Individuals have always been able to overcome the sluggishness of the appropriate professional societies and I feel as though architects (as individuals) are doing so now. It just isn’t as easy as it was before the profession caved in…
Posted by William Woodsmall
Send Feedback | Permalink
Well I personally feel the science portion of this profession has been delegated to the engineers, contractors or anyone else this can be pushed off onto as I have pointed out earlier. Simply looking at who is liable for what and the amount of liability these parties have related to science makes this very obvious. Scope has always been dictated by money. Anything involving the idea of money has always been a concept architects have had a difficult time dealing with regardless if it’s an employee’s paycheck, paying a bill or quoting a client a price.
I have covered all of the bases here but “art” which is subject to the amount of money someone is willing to pay for and it’s different for every person. What is one man’s treasure is another man’s crap. Since the profession is only left with art, it makes things even that much more of a hard sale for the architect to find work. Watching an architect try and get a client is like watching a con artist run a shell game on the side of the street. They try and provide the client a reason they are necessary which is something no other profession has to do in the AEC industry. How many times did you see a structural engineer have to provide a reason why a client needs structural engineering in their project? How about civil engineering and the survey of the land that goes with it? How about even an electrical engineer or even mechanical? They never do because people know why their services are needed, what they are held accountable for and what they are paying for in layman’s terms.
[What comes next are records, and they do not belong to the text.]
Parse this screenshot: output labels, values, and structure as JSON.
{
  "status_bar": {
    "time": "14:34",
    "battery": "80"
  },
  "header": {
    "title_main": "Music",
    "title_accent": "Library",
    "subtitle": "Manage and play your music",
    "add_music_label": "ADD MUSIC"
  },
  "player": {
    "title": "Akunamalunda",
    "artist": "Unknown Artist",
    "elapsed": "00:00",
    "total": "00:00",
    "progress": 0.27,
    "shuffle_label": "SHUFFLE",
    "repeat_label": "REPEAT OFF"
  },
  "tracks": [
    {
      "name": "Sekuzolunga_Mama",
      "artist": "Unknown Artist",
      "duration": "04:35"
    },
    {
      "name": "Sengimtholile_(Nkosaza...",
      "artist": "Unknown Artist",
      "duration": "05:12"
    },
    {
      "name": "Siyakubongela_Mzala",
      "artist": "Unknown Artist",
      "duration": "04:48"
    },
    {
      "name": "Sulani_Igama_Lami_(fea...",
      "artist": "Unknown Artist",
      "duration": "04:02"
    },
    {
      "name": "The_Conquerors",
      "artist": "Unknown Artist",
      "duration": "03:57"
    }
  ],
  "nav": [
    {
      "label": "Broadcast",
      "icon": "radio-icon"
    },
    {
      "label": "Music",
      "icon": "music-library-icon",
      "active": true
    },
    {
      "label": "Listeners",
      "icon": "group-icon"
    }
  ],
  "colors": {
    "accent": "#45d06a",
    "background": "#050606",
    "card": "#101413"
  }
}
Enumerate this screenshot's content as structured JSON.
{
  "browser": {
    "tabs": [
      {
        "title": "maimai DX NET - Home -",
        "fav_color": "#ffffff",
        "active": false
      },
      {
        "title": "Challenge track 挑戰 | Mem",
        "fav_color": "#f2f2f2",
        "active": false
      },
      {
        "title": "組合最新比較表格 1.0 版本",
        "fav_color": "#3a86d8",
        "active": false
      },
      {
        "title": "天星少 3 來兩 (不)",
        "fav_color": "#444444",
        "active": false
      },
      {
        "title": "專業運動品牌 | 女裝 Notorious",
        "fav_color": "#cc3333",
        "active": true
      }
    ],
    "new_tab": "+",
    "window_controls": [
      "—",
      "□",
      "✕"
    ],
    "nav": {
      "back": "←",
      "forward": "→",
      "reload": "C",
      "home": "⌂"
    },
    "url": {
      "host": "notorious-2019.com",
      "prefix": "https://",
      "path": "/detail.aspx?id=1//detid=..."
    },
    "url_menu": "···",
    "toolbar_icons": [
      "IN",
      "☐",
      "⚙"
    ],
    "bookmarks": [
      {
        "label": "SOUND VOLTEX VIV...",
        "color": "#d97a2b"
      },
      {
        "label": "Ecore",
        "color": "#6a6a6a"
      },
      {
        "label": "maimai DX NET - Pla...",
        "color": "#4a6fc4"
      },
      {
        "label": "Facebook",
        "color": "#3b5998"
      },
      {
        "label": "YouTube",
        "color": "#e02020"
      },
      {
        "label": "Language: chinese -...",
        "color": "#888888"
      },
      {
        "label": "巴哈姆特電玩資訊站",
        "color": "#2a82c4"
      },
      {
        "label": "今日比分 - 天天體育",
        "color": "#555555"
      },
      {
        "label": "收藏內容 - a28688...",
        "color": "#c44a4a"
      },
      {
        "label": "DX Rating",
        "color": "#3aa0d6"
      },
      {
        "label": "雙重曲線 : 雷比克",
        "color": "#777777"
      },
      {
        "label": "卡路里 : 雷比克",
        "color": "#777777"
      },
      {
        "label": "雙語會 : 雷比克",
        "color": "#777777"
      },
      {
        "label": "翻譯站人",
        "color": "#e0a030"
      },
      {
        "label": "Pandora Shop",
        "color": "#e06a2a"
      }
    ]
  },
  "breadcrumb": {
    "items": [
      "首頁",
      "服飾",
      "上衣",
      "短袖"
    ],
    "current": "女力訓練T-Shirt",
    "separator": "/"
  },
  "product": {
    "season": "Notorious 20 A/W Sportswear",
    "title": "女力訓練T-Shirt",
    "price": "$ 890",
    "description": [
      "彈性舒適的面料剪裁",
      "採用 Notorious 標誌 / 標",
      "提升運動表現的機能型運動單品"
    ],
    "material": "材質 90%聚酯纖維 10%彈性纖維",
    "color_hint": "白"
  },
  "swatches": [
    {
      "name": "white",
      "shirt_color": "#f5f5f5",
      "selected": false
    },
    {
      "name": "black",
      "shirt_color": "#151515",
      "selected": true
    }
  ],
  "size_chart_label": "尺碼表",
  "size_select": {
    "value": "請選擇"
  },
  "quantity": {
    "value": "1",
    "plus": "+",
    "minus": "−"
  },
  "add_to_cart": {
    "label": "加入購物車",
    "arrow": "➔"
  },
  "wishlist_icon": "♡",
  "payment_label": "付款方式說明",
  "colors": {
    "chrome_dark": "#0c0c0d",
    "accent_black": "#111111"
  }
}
I can not say the same for an architect. This is why they need more liability, more credibility and a better education that is not all inclusive of design only leaving no regard to reality. I have seen 3 year old children draw pictures. The profession needs to provide more than pictures. They also need to make the profession have a decent return on the investment of time and money spent on taking it up in the first place. I am not talking about the warm fuzzy feeling people get either because this won’t pay the bills.
The only reason a Realtor or a financier has any power in this industry is because the architects gave it to them when architects decided all they want to do is design and have no liability it trashed their profession. This is part of the problem that needs to be fixed in order to save the profession. Right now as we speak the design build and the custom home industries are taking bigger and bigger chunks out of your revenue.
Posted by Chris Currie
No Pingbacks for this post yet...
After you click Submit, you'll come right back to the blog!
* Unless you spam me.
Created by Contact Form Generator
Know of some others I can add here? Let me know. Have you already visited some of these places...or planning on it? Let me know and I will feature your story and your photos here!
I am starting a new kind of architecture school. Unlike most architecture schools, you wouldn't have to submit GRE scores or good grades or letters of recommendation. You wouldn't have to put the rest of your life on hold for 3 to 5 years. You wouldn't have to accrue tens of thousands of dollars in debt. At my architecture school, anyone could come for a few weeks and learn how to build a house with their own two hands. My teachers would take skills and concepts from some of these other workshops I've listed above... except classes would be held year-round to make it easy to fit into your schedule. I would have a number of different campuses around the country that would teach building designs appropriate to the local climate. And I need your help. Can you donate land for a campus? Can you dotate books for a library? Can you teach a workshop? Can you provide start-up capital? Let me know.
Need more? Visit our bookstore